▸ WORK INSTRUCTIONS: Scan the listing below for the string "title" and copy each line where it turns up.

* * *

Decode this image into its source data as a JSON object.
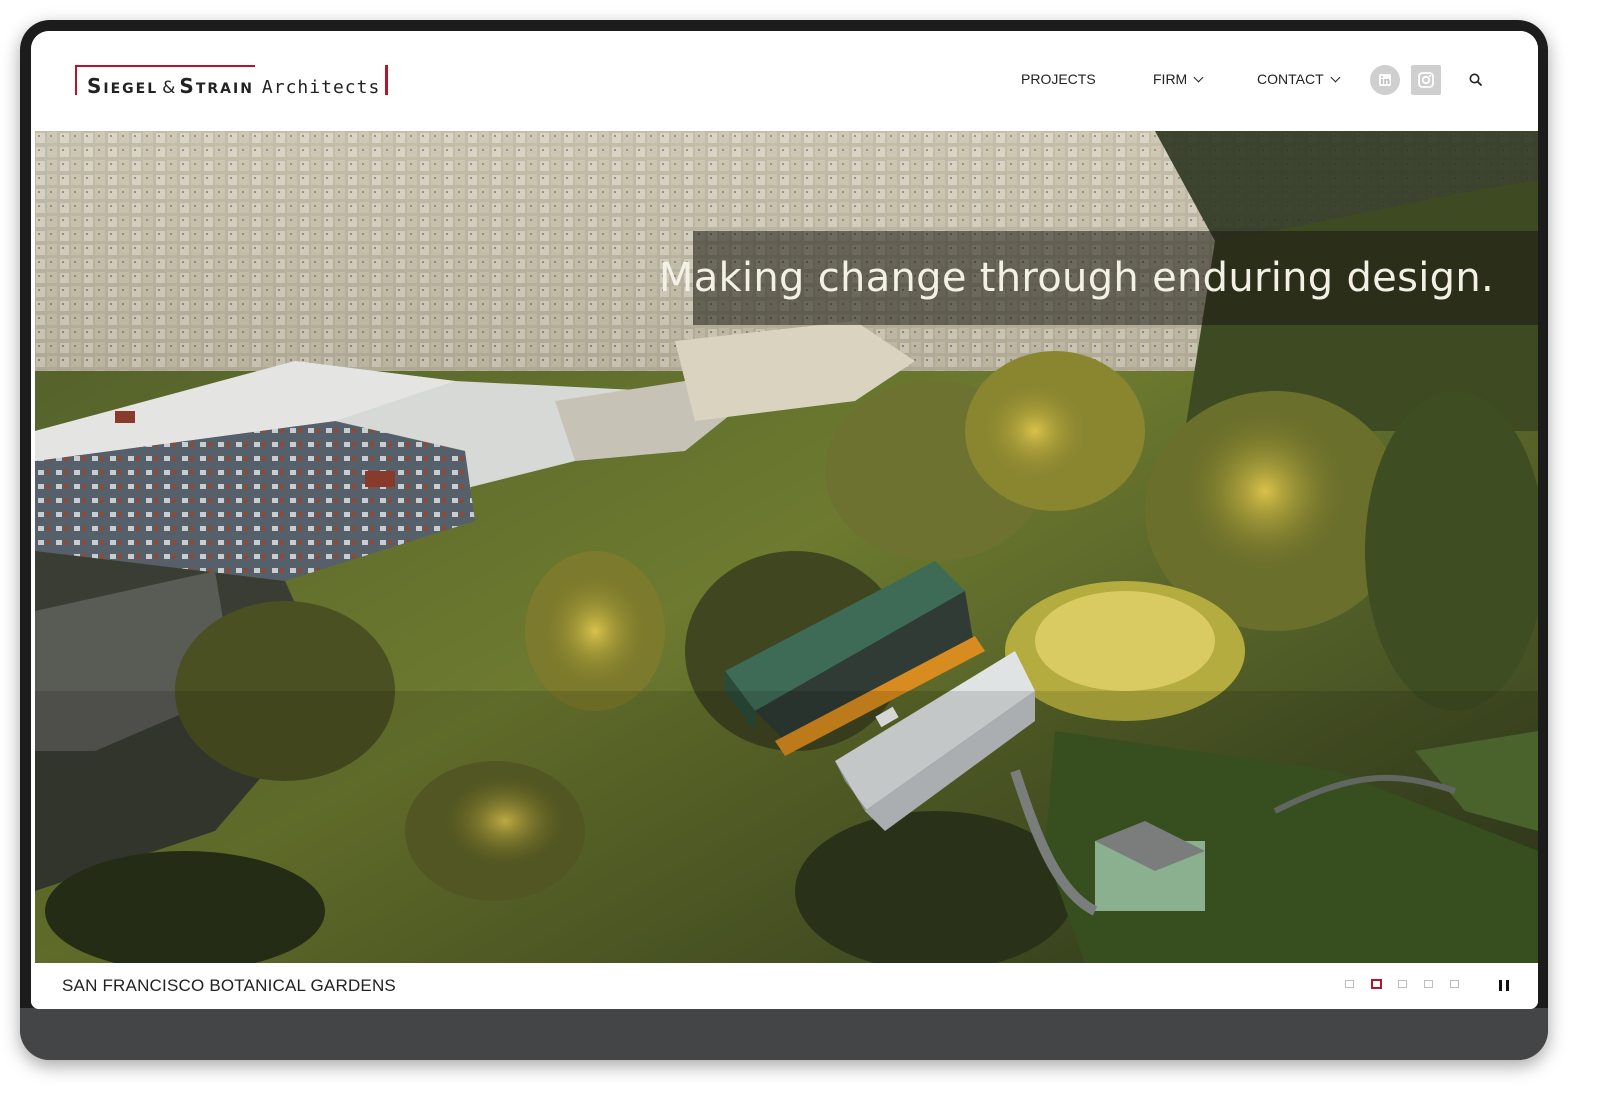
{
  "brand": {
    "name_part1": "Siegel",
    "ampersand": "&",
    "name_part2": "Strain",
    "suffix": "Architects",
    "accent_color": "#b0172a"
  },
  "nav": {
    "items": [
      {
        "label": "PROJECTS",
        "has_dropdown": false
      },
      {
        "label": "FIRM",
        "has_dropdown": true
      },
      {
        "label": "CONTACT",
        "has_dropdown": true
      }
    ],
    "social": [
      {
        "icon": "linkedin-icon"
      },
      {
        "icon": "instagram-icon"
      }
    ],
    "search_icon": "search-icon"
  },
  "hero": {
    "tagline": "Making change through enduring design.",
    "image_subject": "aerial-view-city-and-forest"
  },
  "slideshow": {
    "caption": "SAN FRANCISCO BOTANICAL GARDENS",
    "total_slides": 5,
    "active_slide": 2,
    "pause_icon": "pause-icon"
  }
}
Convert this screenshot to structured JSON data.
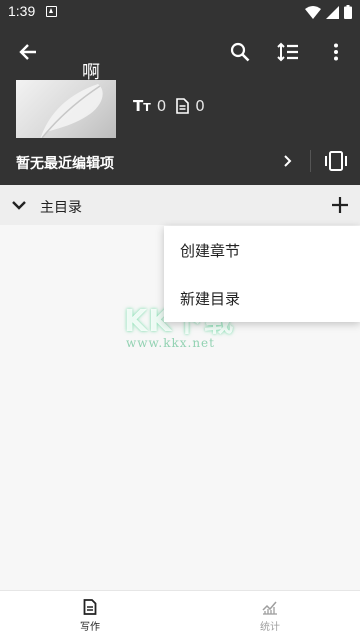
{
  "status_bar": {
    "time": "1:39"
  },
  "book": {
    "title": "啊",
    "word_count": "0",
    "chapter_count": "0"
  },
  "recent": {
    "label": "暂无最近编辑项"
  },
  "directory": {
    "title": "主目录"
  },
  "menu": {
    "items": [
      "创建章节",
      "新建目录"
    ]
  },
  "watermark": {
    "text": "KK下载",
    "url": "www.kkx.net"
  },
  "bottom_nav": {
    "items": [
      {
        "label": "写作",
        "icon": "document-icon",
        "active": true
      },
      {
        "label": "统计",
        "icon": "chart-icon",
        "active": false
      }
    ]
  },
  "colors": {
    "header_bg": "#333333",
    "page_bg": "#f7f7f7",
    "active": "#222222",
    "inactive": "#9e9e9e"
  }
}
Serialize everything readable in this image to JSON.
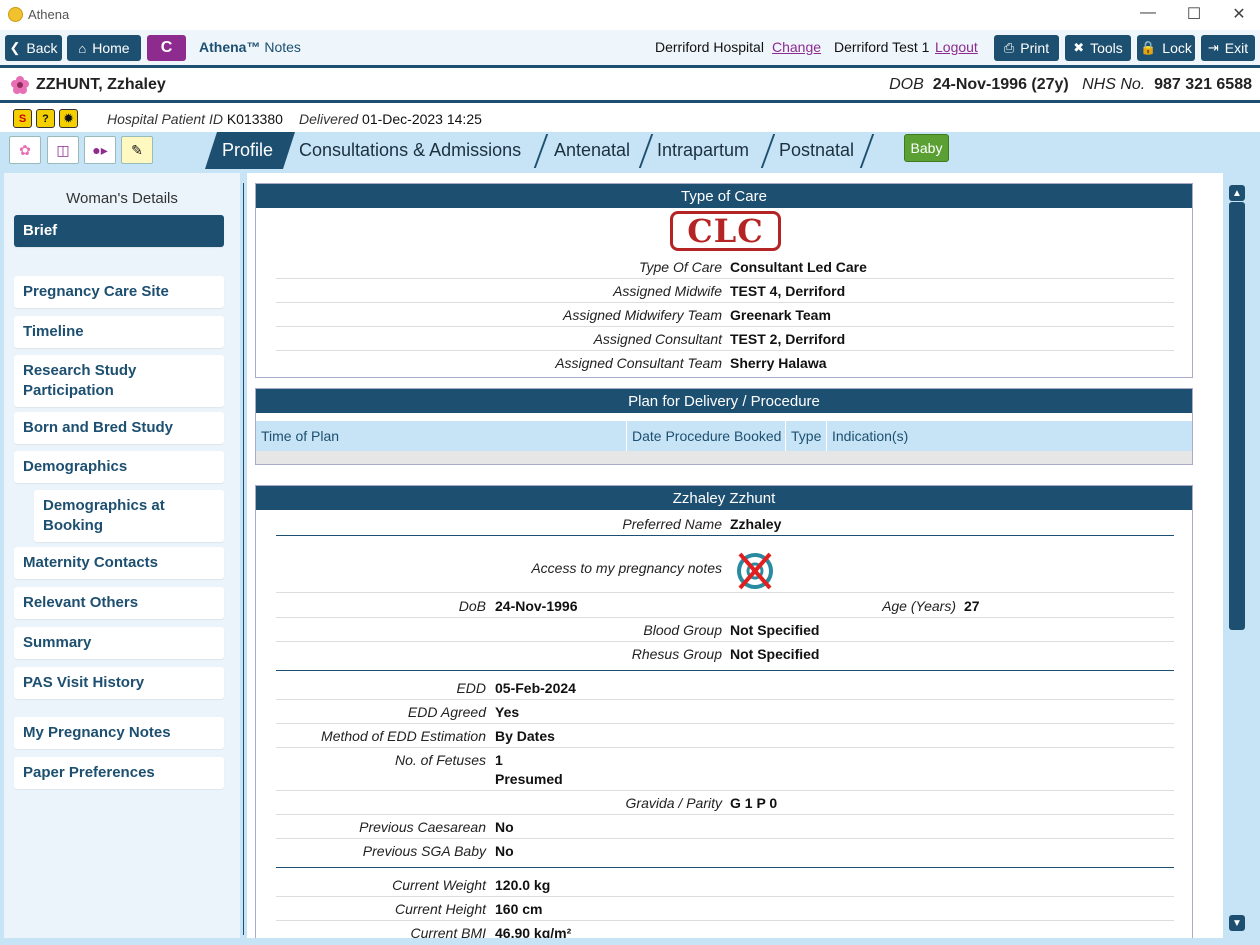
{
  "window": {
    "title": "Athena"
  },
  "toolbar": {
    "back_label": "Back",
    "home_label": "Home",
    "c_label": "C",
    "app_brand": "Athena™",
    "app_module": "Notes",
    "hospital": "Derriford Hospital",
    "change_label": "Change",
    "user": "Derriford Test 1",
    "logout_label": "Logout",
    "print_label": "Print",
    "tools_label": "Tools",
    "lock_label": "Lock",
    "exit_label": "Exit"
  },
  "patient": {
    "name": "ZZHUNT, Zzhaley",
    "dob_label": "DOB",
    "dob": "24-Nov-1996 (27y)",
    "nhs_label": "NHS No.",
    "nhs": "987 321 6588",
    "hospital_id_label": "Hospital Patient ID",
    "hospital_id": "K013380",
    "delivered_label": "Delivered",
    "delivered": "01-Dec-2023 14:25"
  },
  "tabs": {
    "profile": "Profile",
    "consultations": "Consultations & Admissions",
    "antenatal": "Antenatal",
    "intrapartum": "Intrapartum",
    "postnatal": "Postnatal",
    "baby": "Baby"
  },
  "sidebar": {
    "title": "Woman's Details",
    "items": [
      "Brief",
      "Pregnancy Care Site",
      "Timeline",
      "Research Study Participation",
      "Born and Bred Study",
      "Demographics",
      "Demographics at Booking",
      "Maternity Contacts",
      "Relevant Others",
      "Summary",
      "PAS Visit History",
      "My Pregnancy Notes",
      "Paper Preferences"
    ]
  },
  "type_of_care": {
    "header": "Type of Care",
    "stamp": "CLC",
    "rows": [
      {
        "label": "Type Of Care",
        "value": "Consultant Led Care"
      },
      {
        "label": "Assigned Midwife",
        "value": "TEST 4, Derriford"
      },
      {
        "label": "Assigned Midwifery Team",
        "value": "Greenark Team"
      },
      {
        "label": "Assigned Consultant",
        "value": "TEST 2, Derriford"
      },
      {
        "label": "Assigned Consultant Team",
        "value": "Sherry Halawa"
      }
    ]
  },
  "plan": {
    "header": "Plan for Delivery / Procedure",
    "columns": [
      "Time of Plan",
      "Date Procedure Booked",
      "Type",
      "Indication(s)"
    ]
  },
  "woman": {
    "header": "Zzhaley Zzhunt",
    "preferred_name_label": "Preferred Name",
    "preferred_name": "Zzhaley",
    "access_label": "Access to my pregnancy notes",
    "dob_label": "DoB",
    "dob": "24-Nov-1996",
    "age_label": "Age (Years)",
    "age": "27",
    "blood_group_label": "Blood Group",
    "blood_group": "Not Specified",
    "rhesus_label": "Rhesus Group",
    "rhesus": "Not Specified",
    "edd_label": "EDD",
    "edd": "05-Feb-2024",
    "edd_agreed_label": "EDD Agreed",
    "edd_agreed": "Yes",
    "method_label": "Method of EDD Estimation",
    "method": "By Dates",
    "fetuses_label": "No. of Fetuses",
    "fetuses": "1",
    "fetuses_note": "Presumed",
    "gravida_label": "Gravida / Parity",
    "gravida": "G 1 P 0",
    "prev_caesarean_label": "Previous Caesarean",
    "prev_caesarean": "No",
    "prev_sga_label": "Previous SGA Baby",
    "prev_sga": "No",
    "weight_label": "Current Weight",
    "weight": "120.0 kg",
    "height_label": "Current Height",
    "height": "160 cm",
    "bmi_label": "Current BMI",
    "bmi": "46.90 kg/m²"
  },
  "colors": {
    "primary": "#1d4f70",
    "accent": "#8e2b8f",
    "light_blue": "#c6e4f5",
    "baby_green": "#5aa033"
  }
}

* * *

▸ OUTPUT FOR THIS EXERCISE:
    "title": "啊",
    "title": "主目录"
    "title": "Athena"
    "title": "Woman's Details",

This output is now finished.